  4. Angel Morales, CF, .148/.179/.259 at Single-A.

    Though striking out in one-third of his at-bats, he still has the best tools on a fairly weak roster at Beloit.

  5. Wilson Ramos, C, .242/.262/.323 at Double-A.

    He’s not breaking out the way that some had expected, but scouts still see him as a solid but unspectacular backstop in the making.

  6. Shooter Hunt, RHP, 10.80 ERA at Single-A.

    Last year’s control issues have become downright disturbing, with 23 walks in 11 2/3 innings.

  7. Kevin Mulvey, RHP, 3.26 ERA at Triple-A.

    His five shutout innings yesterday make his numbers look good.
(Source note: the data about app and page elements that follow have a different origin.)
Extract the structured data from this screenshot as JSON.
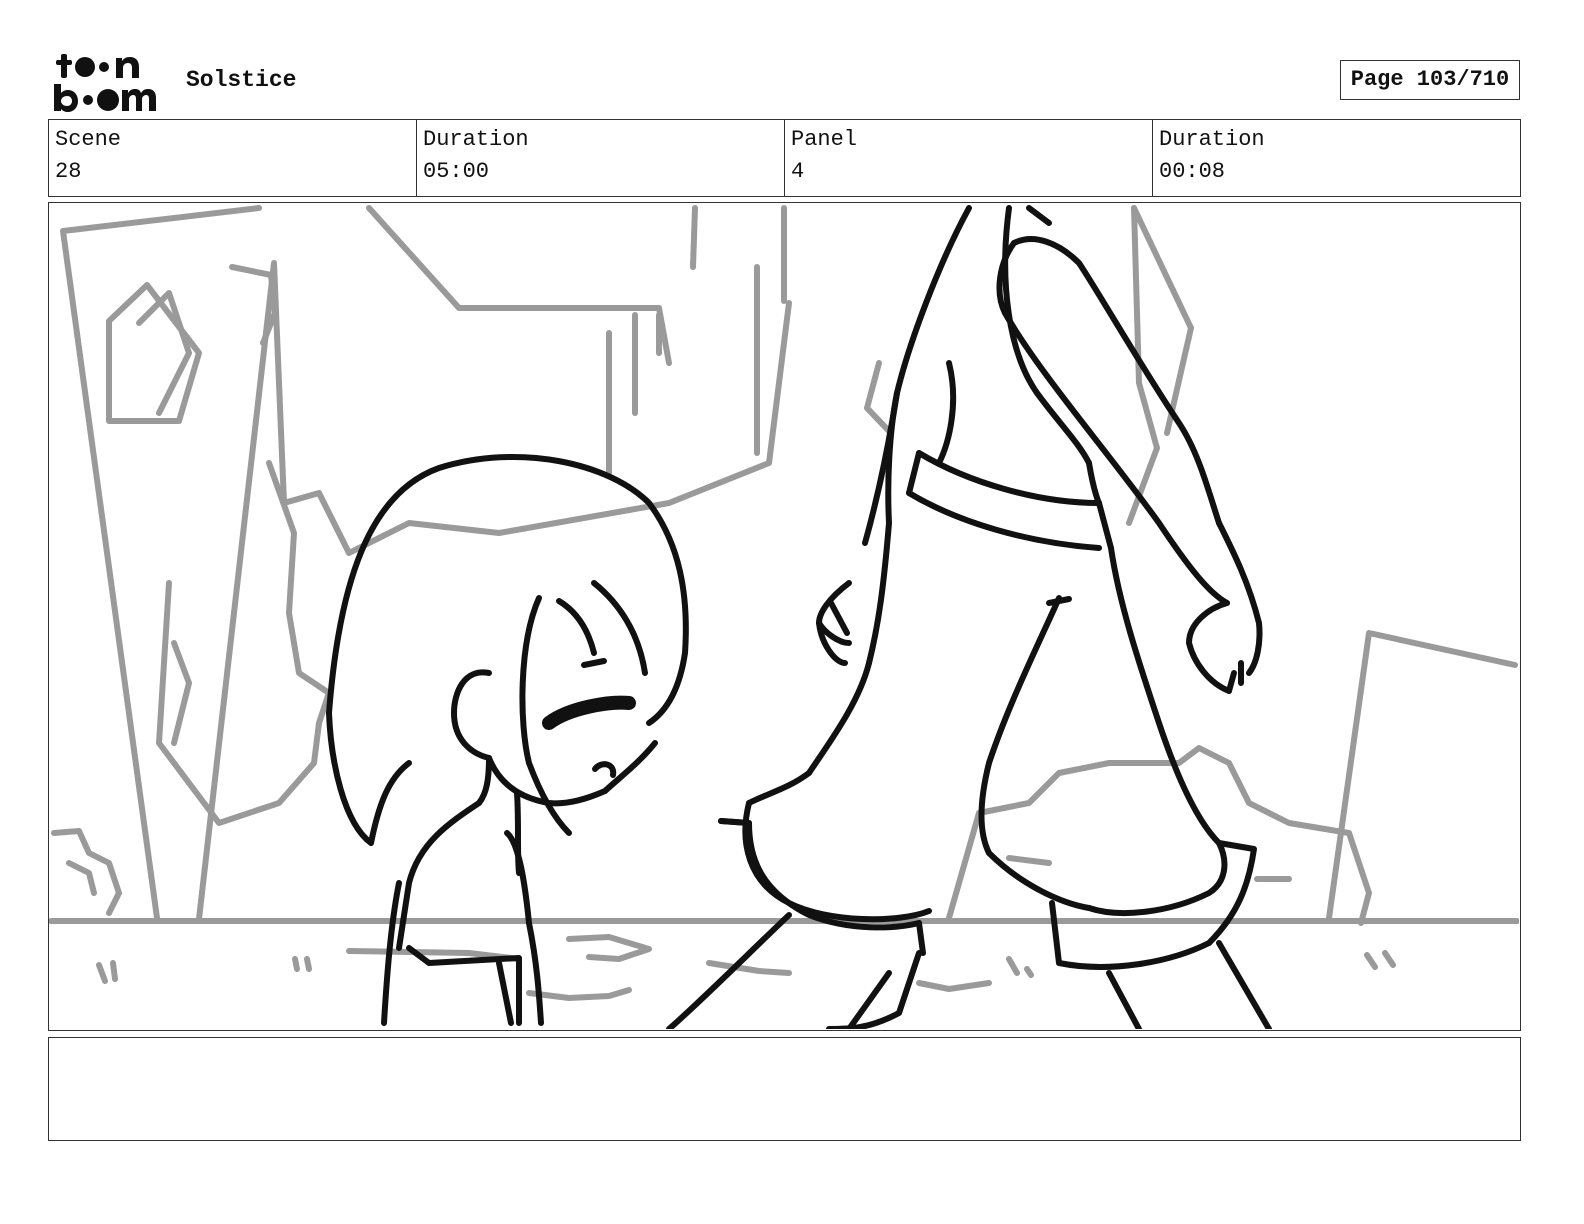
{
  "header": {
    "logo_text": "toon boom",
    "project_title": "Solstice",
    "page_indicator": "Page 103/710"
  },
  "info": {
    "scene_label": "Scene",
    "scene_value": "28",
    "scene_duration_label": "Duration",
    "scene_duration_value": "05:00",
    "panel_label": "Panel",
    "panel_value": "4",
    "panel_duration_label": "Duration",
    "panel_duration_value": "00:08"
  },
  "panel": {
    "drawing_colors": {
      "line_art": "#111111",
      "background_art": "#9a9a9a"
    }
  },
  "notes": {
    "text": ""
  }
}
He’s still getting ground balls too, and still projects as a fifth starter.

  8. David Bromberg, RHP, 2.70 ERA at High-A.

    The big, beefy southpaw isn’t striking out hitters like he did last year, and there are questions about how well his stuff will work at the upper levels.

  9. Carlos Gutierrez, RHP, 0.50 ERA at High-A.

    Though he only has nine strikeout in 18 innings, he’s allowed just eight hits, and has one of the best sinkers in the minors, with 36 ground-ball outs against just seven fly outs.

  10. Deolis Guerra, RHP, 4.26 ERA at High-A.

    He’s getting ground balls and throwing strikes, but will the velocity ever return?

  11. Jeff Manship, RHP, 6.63 ERA at Double-A.

    Eastern League hitters are battering him for a .308 average, and some feel his stuff may have hit a wall.